### Provided data
--- START ---
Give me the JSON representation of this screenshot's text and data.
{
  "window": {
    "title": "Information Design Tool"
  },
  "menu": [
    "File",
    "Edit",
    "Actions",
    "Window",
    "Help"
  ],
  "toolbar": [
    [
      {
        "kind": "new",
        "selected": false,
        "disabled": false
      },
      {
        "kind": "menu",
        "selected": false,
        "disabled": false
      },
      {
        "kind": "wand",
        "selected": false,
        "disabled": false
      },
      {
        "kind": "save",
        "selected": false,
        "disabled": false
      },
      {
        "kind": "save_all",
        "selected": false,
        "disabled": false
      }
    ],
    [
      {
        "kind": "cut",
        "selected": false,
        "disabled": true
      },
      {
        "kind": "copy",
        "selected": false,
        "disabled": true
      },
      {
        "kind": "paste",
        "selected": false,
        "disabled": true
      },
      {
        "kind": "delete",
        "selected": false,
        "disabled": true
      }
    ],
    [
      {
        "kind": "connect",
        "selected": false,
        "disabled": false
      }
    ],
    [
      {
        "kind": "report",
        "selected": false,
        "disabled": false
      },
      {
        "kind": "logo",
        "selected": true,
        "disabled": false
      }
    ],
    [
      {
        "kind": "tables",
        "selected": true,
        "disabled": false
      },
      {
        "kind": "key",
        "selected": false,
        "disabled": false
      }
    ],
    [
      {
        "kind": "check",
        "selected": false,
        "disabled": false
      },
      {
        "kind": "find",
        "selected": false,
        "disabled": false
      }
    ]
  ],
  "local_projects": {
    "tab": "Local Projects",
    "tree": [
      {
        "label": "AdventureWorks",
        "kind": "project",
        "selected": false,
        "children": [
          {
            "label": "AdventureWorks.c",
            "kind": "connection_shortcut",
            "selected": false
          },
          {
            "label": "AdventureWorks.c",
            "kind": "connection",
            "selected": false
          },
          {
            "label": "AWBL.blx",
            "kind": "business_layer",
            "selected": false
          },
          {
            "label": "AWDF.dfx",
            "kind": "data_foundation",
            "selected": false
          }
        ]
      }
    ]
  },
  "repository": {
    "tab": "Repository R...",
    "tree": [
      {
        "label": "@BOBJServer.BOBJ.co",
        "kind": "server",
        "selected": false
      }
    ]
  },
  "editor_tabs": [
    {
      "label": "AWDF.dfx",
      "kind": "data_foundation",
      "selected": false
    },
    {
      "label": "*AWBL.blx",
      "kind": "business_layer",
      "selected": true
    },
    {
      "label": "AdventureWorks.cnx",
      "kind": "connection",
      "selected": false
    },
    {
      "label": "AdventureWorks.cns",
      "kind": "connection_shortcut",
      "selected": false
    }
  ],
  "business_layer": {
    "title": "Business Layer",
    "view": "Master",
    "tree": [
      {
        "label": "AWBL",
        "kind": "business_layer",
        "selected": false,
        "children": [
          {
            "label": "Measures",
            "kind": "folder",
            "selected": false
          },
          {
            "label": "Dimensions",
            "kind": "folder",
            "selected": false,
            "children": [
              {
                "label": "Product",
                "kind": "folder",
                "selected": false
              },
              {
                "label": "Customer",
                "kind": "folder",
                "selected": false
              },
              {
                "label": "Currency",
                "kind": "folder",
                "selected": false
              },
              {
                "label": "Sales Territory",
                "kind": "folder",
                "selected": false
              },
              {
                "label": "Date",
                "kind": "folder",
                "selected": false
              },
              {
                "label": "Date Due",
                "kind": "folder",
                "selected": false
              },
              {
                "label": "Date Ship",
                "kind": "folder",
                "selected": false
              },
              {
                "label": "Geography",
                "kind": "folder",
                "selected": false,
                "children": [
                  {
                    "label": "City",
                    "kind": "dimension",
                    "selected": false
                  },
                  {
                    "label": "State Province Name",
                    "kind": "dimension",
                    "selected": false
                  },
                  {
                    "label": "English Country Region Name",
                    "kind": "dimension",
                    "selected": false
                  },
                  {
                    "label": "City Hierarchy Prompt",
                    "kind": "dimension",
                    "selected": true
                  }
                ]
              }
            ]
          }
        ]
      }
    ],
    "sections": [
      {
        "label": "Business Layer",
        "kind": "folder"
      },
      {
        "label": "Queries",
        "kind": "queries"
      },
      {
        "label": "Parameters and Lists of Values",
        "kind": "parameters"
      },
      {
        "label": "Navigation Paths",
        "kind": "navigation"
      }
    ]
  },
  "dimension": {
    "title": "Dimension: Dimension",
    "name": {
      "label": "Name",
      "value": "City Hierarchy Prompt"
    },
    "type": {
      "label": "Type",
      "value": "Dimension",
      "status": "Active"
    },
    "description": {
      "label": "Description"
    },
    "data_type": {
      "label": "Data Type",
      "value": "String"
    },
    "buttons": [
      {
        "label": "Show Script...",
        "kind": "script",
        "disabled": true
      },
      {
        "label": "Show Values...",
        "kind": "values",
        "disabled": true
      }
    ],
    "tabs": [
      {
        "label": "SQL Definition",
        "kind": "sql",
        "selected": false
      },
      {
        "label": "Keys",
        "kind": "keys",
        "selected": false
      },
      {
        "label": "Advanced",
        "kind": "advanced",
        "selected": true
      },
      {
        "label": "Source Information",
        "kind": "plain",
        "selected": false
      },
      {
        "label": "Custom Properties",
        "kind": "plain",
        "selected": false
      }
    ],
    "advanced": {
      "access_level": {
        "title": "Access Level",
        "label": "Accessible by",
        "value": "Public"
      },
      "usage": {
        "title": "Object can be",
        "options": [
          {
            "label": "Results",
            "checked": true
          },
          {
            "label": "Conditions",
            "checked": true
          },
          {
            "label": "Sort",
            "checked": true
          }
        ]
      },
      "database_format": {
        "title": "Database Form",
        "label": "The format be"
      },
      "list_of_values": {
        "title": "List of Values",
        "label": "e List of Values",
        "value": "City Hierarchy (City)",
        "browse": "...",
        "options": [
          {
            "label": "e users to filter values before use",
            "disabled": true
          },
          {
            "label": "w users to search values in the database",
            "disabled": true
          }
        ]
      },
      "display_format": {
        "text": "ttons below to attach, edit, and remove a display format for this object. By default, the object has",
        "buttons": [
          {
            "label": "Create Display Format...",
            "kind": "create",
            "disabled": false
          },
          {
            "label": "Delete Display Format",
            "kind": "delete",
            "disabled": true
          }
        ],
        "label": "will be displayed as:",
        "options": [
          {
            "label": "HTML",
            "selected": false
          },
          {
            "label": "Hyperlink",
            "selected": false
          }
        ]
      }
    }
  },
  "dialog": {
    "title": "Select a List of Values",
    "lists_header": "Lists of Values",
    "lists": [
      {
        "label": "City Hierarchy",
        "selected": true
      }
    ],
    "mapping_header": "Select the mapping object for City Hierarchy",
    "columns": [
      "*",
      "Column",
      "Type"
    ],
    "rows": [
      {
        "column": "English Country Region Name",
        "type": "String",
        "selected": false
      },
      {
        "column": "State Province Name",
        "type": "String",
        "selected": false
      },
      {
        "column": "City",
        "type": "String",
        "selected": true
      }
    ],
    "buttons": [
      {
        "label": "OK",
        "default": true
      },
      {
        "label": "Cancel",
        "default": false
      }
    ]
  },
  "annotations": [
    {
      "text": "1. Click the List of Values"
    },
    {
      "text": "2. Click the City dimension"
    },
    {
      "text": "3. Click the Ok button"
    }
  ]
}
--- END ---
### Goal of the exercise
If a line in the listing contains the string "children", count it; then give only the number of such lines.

### Response below
4